JD: It’s great working with different artists and photographers to hopefully produce something that looks good and stands out when you see it on the shelf in a record shop or on social media.
Can you share any examples of that?
R: The first time I heard the demos that Robohands sent us, and all of the hairs on my arm stood on end. When you get that kind of response from music, then you know you’re onto something special. Or like when I first stumbled across Aver’s Bandcamp page years back to check one of his beat projects and was instantly transported back in time to an era when Mo’ Wax was releasing incredible hip-hop/trip-hop records. Aver’s broken drum programming is incredible.
Village Live’s catalog is quite diverse. From a jazz album like Robohands’ Green to a more traditional jazz-hop album by Gas-Lab & Traum Diggs, to name a few examples. Where do you put Village Live Records on the musical spectrum?
JD: I’d definitely say labels like Stones Throw and Mo’ Wax are an inspiration and proof that you don’t need to stick to one specific genre or sound and that a label can play the role of a tastemaker. We both listen to a wide range of different genres and try to reflect this with our output. Often our releases will suit the time of year we drop them too. We try to drop the darker, heavier stuff in winter and the smooth, easier-on-the-ear stuff in Spring/Summer.

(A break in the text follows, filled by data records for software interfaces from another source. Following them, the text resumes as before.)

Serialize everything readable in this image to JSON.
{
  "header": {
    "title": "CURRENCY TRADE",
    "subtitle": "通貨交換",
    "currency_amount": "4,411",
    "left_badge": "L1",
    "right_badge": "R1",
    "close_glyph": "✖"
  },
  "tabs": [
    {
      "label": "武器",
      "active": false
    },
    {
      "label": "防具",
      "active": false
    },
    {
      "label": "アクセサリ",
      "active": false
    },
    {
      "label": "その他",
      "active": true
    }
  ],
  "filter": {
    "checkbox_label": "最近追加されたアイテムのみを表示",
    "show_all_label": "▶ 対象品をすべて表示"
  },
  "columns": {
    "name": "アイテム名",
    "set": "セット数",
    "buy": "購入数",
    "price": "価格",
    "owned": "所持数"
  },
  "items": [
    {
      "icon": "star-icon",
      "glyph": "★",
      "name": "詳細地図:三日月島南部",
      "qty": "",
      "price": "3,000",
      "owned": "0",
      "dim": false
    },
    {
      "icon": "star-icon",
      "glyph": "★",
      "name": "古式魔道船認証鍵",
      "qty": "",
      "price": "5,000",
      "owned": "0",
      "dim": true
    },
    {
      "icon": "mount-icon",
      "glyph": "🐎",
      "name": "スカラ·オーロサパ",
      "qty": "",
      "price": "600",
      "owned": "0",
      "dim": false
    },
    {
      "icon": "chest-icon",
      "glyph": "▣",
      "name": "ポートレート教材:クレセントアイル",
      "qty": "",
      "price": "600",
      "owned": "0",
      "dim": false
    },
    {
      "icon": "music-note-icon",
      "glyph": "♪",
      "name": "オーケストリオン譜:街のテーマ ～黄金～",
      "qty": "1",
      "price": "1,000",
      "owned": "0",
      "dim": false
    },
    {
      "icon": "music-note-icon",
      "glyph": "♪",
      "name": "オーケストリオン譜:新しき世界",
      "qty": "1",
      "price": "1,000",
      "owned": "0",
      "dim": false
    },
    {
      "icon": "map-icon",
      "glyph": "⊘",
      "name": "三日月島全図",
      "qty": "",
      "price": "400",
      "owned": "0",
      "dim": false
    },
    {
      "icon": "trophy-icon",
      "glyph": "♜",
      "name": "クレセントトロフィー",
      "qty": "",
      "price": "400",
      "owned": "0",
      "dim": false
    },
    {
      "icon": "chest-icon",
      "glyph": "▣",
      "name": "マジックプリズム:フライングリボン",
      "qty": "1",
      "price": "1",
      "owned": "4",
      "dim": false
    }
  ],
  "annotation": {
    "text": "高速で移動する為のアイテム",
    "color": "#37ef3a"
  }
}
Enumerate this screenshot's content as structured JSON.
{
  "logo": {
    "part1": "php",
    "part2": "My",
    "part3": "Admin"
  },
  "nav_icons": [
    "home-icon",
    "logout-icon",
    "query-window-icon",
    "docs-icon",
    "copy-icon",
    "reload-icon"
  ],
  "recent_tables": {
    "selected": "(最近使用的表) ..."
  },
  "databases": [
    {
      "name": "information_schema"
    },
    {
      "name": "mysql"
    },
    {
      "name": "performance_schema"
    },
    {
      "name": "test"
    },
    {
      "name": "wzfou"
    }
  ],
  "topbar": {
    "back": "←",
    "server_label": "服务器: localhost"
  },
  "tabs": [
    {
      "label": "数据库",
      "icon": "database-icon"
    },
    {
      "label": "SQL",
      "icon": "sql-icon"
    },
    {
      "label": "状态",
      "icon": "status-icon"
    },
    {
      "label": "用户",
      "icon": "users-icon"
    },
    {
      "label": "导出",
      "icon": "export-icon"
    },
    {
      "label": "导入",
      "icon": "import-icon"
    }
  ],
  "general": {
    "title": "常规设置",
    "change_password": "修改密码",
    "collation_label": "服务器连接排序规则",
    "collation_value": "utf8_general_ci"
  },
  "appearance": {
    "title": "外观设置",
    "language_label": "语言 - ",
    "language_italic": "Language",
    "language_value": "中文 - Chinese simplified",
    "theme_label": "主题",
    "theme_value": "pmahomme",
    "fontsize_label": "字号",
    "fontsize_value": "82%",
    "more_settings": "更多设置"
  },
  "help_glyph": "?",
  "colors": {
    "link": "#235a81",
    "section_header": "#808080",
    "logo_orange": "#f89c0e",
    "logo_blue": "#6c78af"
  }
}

R: Anything goes as far as I’m concerned! There are very few genres of music that I don’t like. I dream of the day somebody sends us a Nu-Metal album that sounds like Korn from 1998 [laughs].
What are your time management secrets? How do you manage to work, make music AND run a label?!
R: As I make music full time as well as the label, my time can often be quite limited. If it wasn’t for my diary, I’m not sure what I would do, really. I’m forever writing things down that need to be done. Aside from that, Joe and I live 150 miles from each other, so we speak every day on messenger to check what needs to be done. The secret would just be to communicate and crack on while working around each other’s different schedules.
Are you a record collector yourself? How does your collection look like?
JD: By working in a record shop and running a label I’m constantly exposed to a lot of records. That’s both a gift and a curse. My records are mostly kept in a spare room but at the moment spill out into the hallway and living room. There’s currently about 4.000-5.000 in there. Mostly made up of jazz, funk, soul, prog, soundtracks–and I’m constantly searching for drum breaks so that section’s ever-expanding, and of course there’s a lot of hip-hop in the stash.
R: I wouldn’t class myself as a collector as such. But I do have a fair few records of various genres. I’ve been buying records since about 1998 when I was 17 years old. It all started with buying indie/rock 7”s. Over the years that developed into metal, hip-hop, drum and bass. And anything I could find in charity shops that I could sample for my own music production. I would say now I probably have over a thousand records that I keep in my studio.